_Your task_. Report the number of lines of the listing below containing the string "this", with nothing added.
········
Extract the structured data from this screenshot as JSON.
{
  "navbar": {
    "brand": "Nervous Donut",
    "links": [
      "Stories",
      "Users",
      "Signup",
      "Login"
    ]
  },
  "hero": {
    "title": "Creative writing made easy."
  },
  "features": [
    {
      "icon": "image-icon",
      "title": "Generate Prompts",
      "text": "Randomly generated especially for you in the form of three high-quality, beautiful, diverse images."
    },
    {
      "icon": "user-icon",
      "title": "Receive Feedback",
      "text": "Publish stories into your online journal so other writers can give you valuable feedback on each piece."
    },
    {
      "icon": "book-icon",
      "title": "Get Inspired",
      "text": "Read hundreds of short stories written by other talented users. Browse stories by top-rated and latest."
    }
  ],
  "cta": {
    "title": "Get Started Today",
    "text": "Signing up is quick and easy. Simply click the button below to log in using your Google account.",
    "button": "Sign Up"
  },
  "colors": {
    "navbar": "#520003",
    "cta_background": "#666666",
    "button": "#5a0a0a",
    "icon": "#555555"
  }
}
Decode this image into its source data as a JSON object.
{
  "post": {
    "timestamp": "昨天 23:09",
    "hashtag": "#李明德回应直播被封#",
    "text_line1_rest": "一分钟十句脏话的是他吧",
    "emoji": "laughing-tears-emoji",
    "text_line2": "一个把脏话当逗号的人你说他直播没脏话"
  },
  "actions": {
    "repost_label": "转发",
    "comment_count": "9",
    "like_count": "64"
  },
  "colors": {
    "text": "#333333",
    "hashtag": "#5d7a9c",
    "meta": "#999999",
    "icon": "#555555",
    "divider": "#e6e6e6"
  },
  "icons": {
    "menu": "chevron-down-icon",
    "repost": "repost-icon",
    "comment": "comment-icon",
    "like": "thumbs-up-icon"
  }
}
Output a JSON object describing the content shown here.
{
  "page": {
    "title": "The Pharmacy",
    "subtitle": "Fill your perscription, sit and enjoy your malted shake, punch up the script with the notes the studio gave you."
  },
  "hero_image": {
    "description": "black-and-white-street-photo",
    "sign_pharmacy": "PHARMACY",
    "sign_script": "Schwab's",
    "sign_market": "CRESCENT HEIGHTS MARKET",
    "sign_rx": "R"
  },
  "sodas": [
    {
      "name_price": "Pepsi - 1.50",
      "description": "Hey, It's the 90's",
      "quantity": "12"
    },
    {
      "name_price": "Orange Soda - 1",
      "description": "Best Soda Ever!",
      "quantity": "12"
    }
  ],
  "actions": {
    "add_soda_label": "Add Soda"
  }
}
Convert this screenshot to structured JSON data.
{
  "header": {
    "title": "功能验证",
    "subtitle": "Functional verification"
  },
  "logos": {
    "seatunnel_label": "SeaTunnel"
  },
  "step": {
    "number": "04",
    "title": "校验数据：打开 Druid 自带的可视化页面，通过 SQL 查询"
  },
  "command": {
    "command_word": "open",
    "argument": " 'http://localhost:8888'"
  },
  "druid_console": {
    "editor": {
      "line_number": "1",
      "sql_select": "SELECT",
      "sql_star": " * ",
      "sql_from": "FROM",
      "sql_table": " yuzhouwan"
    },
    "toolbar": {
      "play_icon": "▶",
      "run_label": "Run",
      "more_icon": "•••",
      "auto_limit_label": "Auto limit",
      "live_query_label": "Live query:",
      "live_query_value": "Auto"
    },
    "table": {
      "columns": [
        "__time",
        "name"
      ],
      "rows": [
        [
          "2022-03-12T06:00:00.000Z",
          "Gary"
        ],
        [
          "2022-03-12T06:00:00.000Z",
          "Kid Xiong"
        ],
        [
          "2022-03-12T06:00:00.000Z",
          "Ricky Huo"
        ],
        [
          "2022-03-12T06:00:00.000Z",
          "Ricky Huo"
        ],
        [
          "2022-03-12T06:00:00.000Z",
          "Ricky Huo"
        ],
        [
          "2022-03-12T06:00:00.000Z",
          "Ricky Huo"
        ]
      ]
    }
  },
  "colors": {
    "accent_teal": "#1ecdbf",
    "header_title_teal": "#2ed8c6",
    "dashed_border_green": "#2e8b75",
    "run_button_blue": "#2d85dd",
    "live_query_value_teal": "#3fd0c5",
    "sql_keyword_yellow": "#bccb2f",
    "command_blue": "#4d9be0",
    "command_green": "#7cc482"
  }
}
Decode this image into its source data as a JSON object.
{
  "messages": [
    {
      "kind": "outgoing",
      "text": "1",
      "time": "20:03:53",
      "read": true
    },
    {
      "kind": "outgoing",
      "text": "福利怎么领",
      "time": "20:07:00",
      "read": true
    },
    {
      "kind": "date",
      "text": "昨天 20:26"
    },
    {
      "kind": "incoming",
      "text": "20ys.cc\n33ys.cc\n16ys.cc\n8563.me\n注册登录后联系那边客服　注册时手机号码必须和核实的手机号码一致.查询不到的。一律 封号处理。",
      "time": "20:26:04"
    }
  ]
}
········
_Answer area_. 4